What this task involves:
Search the material for the word "图片新闻" and report each line where it turns up.

Provided data:
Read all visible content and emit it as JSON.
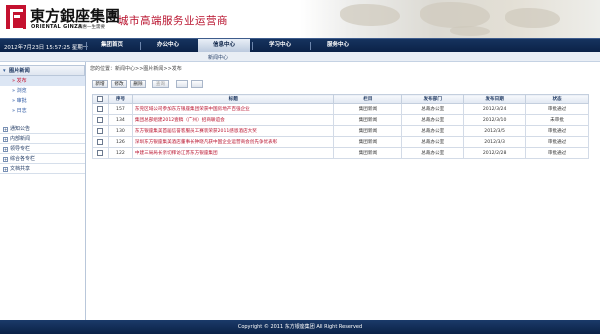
{
  "brand": {
    "name_cn": "東方銀座集團",
    "name_en": "ORIENTAL GINZA",
    "sub": "澜惠一生需要",
    "slogan": "城市高端服务业运营商"
  },
  "datetime": "2012年7月23日 15:57:25 星期一",
  "nav": [
    "集团首页",
    "办公中心",
    "信息中心",
    "学习中心",
    "服务中心"
  ],
  "nav_active_index": 2,
  "subnav": "新闻中心",
  "sidebar": {
    "section": "图片新闻",
    "items": [
      "发布",
      "浏览",
      "审批",
      "日志"
    ],
    "active_index": 0,
    "groups": [
      "通知公告",
      "内部新闻",
      "领导专栏",
      "综合各专栏",
      "文档共享"
    ]
  },
  "breadcrumb": "您的位置：新闻中心>>图片新闻>>发布",
  "toolbar": {
    "buttons": [
      "新增",
      "修改",
      "删除",
      "查询",
      "",
      ""
    ],
    "disabled": [
      false,
      false,
      false,
      true,
      true,
      true
    ]
  },
  "table": {
    "headers": [
      "",
      "序号",
      "标题",
      "栏目",
      "发布部门",
      "发布日期",
      "状态"
    ],
    "rows": [
      [
        "",
        "157",
        "东莞区域公司参加东方银座集团荣获中国房地产百强企业",
        "集团新闻",
        "总裁办公室",
        "2012/3/24",
        "审批通过"
      ],
      [
        "",
        "134",
        "集团总部组建2012壹稿（广州）招商联谊会",
        "集团新闻",
        "总裁办公室",
        "2012/3/10",
        "未审批"
      ],
      [
        "",
        "130",
        "东方银座集美首届信誉客服员工赛装荣获2011感恩酒店大奖",
        "集团新闻",
        "总裁办公室",
        "2012/3/5",
        "审批通过"
      ],
      [
        "",
        "126",
        "深圳东方银座集美酒店董事长钟晓凡获中国企业运营商会创先争优表彰",
        "集团新闻",
        "总裁办公室",
        "2012/3/3",
        "审批通过"
      ],
      [
        "",
        "122",
        "中建三局局长亲切拜访江苏东方银座集团",
        "集团新闻",
        "总裁办公室",
        "2012/2/28",
        "审批通过"
      ]
    ]
  },
  "footer": "Copyright © 2011 东方银座集团 All Right Reserved",
  "colors": {
    "brand_red": "#c4112f",
    "nav_blue": "#0b2247",
    "link_blue": "#2a56a2"
  },
  "icons": {
    "logo": "oriental-ginza-logo"
  }
}
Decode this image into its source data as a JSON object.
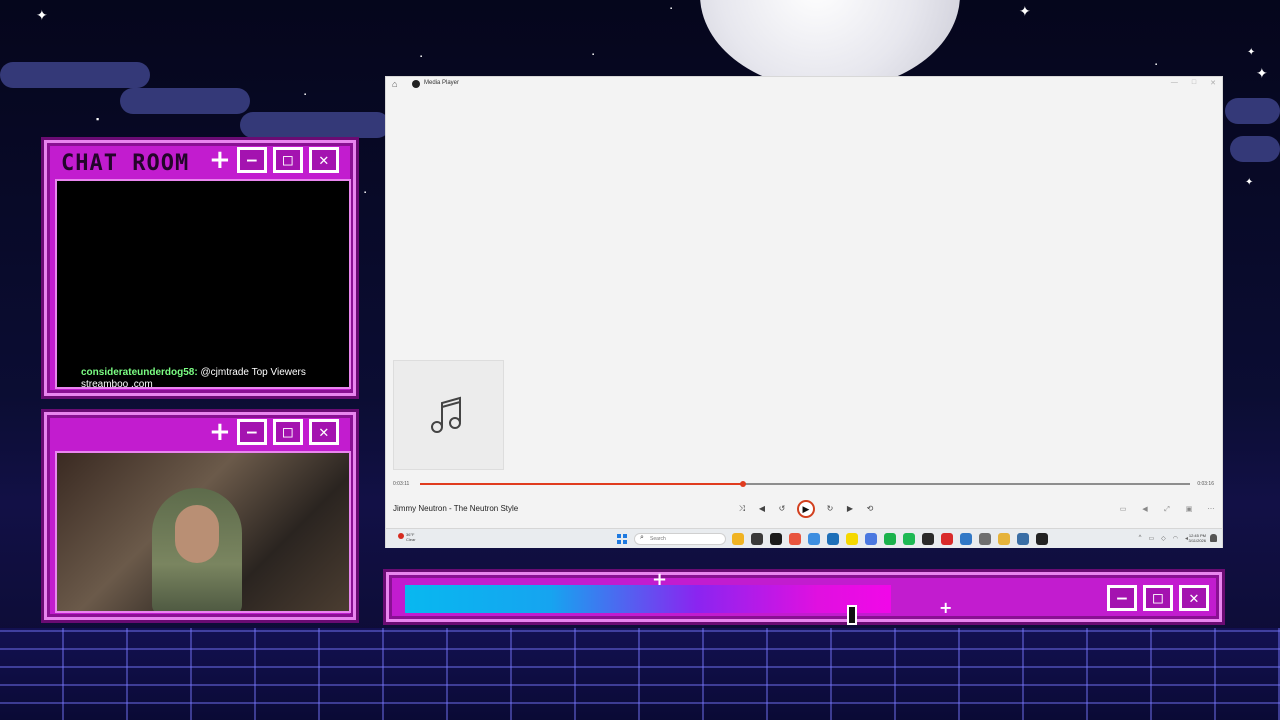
{
  "chat_window": {
    "title": "CHAT ROOM",
    "controls": [
      "+",
      "—",
      "□",
      "✕"
    ],
    "messages": [
      {
        "user": "considerateunderdog58:",
        "text": "@cjmtrade Top Viewers streamboo .com"
      }
    ]
  },
  "cam_window": {
    "controls": [
      "+",
      "—",
      "□",
      "✕"
    ]
  },
  "bottom_bar": {
    "controls": [
      "—",
      "□",
      "✕"
    ]
  },
  "media_player": {
    "title": "Media Player",
    "home_icon": "home-icon",
    "track_title": "Jimmy Neutron - The Neutron Style",
    "elapsed": "0:03:11",
    "remaining": "0:03:16",
    "progress_fraction": 0.42,
    "accent_color": "#e03b1e",
    "controls": [
      {
        "name": "shuffle-icon",
        "glyph": "⤨"
      },
      {
        "name": "previous-icon",
        "glyph": "◀"
      },
      {
        "name": "rewind-icon",
        "glyph": "↺"
      },
      {
        "name": "play-icon",
        "glyph": "▶"
      },
      {
        "name": "forward-icon",
        "glyph": "↻"
      },
      {
        "name": "next-icon",
        "glyph": "▶"
      },
      {
        "name": "repeat-icon",
        "glyph": "⟲"
      }
    ],
    "right_controls": [
      {
        "name": "miniplayer-icon",
        "glyph": "▭"
      },
      {
        "name": "volume-icon",
        "glyph": "◀"
      },
      {
        "name": "fullscreen-icon",
        "glyph": "⤢"
      },
      {
        "name": "cast-icon",
        "glyph": "▣"
      },
      {
        "name": "more-icon",
        "glyph": "⋯"
      }
    ]
  },
  "taskbar": {
    "weather_temp": "36°F",
    "weather_text": "Clear",
    "search_placeholder": "Search",
    "search_icon": "search-icon",
    "apps": [
      "#f0b323",
      "#3a3a3a",
      "#1b1b1b",
      "#e8553f",
      "#3d8ee0",
      "#1d6fb8",
      "#f5d800",
      "#4a78e0",
      "#1ab24c",
      "#1db954",
      "#2a2a2a",
      "#d92b2b",
      "#3178c6",
      "#6f6f6f",
      "#e6b33a",
      "#3a6ea5",
      "#222222"
    ],
    "time": "12:45 PM",
    "date": "3/11/2026"
  }
}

Response:
    "section": "图片新闻",
  "breadcrumb": "您的位置：新闻中心>>图片新闻>>发布",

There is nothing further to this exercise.